*GOAL OF THE EXERCISE*: The exercise asks you to copy every line below in which "title" appears.

*INPUT FOR THIS TASK*:
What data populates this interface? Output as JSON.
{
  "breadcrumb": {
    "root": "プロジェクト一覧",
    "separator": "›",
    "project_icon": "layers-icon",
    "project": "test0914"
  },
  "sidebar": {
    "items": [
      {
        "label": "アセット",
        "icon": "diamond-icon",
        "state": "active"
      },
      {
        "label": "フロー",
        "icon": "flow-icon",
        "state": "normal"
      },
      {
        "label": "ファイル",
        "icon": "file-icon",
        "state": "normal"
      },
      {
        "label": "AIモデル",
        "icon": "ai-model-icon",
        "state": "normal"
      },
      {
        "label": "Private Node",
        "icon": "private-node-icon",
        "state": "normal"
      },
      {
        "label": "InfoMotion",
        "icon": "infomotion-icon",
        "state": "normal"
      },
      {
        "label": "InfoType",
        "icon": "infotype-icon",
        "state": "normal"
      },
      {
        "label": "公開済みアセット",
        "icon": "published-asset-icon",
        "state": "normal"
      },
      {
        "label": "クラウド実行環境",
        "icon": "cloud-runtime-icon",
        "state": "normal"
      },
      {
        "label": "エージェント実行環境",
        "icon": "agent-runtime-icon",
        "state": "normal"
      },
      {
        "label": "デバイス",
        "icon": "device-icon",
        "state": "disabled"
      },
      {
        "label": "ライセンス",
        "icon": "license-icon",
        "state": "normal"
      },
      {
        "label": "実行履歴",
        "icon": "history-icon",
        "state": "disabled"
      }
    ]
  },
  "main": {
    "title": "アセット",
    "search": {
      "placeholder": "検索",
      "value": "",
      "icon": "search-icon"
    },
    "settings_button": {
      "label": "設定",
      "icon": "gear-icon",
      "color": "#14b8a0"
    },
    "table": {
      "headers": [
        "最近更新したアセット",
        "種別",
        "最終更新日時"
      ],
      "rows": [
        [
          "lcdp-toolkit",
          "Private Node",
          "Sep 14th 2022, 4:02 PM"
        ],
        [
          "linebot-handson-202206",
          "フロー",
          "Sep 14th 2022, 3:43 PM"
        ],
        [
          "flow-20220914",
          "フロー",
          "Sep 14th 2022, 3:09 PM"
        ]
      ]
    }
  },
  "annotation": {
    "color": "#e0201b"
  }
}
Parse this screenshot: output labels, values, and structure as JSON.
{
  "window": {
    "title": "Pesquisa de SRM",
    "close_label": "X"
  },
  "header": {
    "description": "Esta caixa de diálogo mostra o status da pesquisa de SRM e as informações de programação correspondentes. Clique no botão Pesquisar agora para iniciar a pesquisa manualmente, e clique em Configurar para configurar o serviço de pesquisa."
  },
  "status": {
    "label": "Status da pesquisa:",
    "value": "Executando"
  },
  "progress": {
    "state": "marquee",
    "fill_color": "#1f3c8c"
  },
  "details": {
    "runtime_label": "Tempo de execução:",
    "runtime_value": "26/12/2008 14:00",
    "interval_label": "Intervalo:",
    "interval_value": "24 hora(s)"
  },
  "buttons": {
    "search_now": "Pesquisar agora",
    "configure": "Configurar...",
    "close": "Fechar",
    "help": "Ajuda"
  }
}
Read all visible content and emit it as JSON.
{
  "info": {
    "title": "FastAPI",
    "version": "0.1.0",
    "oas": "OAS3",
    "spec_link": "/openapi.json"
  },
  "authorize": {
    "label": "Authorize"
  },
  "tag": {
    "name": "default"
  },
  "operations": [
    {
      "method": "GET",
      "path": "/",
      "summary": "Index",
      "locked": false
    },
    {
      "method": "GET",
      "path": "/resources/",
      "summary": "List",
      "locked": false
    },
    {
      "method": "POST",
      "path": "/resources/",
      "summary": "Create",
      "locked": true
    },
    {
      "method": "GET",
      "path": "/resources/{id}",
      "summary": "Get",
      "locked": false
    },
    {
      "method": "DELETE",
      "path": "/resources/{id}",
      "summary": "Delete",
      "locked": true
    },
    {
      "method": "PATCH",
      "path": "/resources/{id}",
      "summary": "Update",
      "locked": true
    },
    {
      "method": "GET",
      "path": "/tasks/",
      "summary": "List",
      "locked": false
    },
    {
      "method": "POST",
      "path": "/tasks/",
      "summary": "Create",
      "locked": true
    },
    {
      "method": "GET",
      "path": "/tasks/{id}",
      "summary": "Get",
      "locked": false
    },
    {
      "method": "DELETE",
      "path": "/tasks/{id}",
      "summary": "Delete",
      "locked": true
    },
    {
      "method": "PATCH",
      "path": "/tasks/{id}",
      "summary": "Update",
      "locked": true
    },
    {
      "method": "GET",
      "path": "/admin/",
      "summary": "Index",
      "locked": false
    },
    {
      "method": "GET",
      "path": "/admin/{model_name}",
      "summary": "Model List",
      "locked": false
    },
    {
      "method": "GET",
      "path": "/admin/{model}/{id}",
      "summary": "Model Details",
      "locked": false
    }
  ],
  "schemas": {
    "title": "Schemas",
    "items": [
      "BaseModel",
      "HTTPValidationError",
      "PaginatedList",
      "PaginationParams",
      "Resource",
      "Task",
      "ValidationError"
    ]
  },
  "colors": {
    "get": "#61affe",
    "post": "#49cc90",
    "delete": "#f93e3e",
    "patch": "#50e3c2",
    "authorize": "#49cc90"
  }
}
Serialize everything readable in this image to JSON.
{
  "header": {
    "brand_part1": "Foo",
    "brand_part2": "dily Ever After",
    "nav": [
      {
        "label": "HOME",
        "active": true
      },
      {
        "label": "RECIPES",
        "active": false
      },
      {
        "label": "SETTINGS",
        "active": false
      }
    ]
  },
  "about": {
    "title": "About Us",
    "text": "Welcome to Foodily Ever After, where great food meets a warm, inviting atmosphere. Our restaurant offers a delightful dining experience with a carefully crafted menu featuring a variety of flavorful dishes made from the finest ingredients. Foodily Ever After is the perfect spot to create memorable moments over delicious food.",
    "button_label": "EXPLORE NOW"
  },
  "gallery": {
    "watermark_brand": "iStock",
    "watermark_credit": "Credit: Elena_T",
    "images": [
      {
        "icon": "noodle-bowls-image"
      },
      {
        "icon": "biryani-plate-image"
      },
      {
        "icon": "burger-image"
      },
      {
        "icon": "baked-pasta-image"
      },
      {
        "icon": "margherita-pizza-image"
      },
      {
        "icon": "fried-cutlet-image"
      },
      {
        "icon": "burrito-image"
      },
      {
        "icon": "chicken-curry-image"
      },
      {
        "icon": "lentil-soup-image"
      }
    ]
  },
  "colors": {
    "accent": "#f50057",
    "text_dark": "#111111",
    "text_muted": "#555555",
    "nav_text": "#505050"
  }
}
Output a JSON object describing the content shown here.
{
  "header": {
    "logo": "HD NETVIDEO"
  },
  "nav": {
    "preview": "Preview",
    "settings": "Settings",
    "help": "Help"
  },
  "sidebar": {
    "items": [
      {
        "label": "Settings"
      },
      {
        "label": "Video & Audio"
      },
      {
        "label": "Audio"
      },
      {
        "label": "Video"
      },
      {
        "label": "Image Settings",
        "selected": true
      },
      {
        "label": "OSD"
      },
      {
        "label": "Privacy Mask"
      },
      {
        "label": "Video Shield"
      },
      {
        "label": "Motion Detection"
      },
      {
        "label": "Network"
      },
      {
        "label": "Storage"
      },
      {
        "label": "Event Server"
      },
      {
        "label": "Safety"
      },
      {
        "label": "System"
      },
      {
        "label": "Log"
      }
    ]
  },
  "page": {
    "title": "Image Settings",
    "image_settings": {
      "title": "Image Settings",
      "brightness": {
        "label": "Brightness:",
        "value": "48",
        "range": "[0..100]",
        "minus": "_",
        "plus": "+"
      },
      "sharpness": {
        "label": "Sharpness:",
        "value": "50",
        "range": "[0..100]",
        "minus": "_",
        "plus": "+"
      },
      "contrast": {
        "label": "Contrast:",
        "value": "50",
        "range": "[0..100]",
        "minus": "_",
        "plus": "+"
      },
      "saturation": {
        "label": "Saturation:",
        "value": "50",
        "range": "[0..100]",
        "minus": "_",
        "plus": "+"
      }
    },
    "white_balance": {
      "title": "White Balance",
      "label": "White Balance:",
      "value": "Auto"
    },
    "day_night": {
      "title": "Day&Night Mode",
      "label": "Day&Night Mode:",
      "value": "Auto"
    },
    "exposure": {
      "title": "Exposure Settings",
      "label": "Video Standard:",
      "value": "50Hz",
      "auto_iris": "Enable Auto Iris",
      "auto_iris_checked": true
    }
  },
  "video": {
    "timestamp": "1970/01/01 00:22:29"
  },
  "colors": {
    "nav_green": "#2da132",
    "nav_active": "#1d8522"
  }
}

*EXERCISE ANSWER*:
    "title": "アセット",
    "title": "Pesquisa de SRM",
    "title": "FastAPI",
    "title": "Schemas",
    "title": "About Us",
    "title": "Image Settings",
      "title": "Image Settings",
      "title": "White Balance",
      "title": "Day&Night Mode",
      "title": "Exposure Settings",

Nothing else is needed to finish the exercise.